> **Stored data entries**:
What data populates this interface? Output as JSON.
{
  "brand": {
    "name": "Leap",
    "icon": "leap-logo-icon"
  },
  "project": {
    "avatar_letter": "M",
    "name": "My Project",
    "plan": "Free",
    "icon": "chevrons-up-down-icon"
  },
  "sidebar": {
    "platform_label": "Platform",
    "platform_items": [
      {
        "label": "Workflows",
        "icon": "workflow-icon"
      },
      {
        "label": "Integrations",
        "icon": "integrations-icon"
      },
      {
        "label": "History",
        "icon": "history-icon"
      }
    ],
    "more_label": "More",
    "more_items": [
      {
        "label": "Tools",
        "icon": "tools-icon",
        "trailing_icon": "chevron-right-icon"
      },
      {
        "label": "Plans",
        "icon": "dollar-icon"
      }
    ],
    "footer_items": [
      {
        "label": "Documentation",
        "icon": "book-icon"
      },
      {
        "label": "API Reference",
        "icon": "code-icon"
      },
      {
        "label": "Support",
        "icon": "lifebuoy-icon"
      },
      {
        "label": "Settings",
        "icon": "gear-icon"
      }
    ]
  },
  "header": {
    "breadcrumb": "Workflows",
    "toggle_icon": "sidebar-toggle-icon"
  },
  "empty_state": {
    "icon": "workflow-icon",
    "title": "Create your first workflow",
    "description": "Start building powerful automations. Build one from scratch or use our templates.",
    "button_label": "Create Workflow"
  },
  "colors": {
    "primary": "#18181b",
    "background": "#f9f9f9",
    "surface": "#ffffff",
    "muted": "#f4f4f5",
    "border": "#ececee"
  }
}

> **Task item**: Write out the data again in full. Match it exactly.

> **Response for this exercise**:
What data populates this interface? Output as JSON.
{
  "brand": {
    "name": "Leap",
    "icon": "leap-logo-icon"
  },
  "project": {
    "avatar_letter": "M",
    "name": "My Project",
    "plan": "Free",
    "icon": "chevrons-up-down-icon"
  },
  "sidebar": {
    "platform_label": "Platform",
    "platform_items": [
      {
        "label": "Workflows",
        "icon": "workflow-icon"
      },
      {
        "label": "Integrations",
        "icon": "integrations-icon"
      },
      {
        "label": "History",
        "icon": "history-icon"
      }
    ],
    "more_label": "More",
    "more_items": [
      {
        "label": "Tools",
        "icon": "tools-icon",
        "trailing_icon": "chevron-right-icon"
      },
      {
        "label": "Plans",
        "icon": "dollar-icon"
      }
    ],
    "footer_items": [
      {
        "label": "Documentation",
        "icon": "book-icon"
      },
      {
        "label": "API Reference",
        "icon": "code-icon"
      },
      {
        "label": "Support",
        "icon": "lifebuoy-icon"
      },
      {
        "label": "Settings",
        "icon": "gear-icon"
      }
    ]
  },
  "header": {
    "breadcrumb": "Workflows",
    "toggle_icon": "sidebar-toggle-icon"
  },
  "empty_state": {
    "icon": "workflow-icon",
    "title": "Create your first workflow",
    "description": "Start building powerful automations. Build one from scratch or use our templates.",
    "button_label": "Create Workflow"
  },
  "colors": {
    "primary": "#18181b",
    "background": "#f9f9f9",
    "surface": "#ffffff",
    "muted": "#f4f4f5",
    "border": "#ececee"
  }
}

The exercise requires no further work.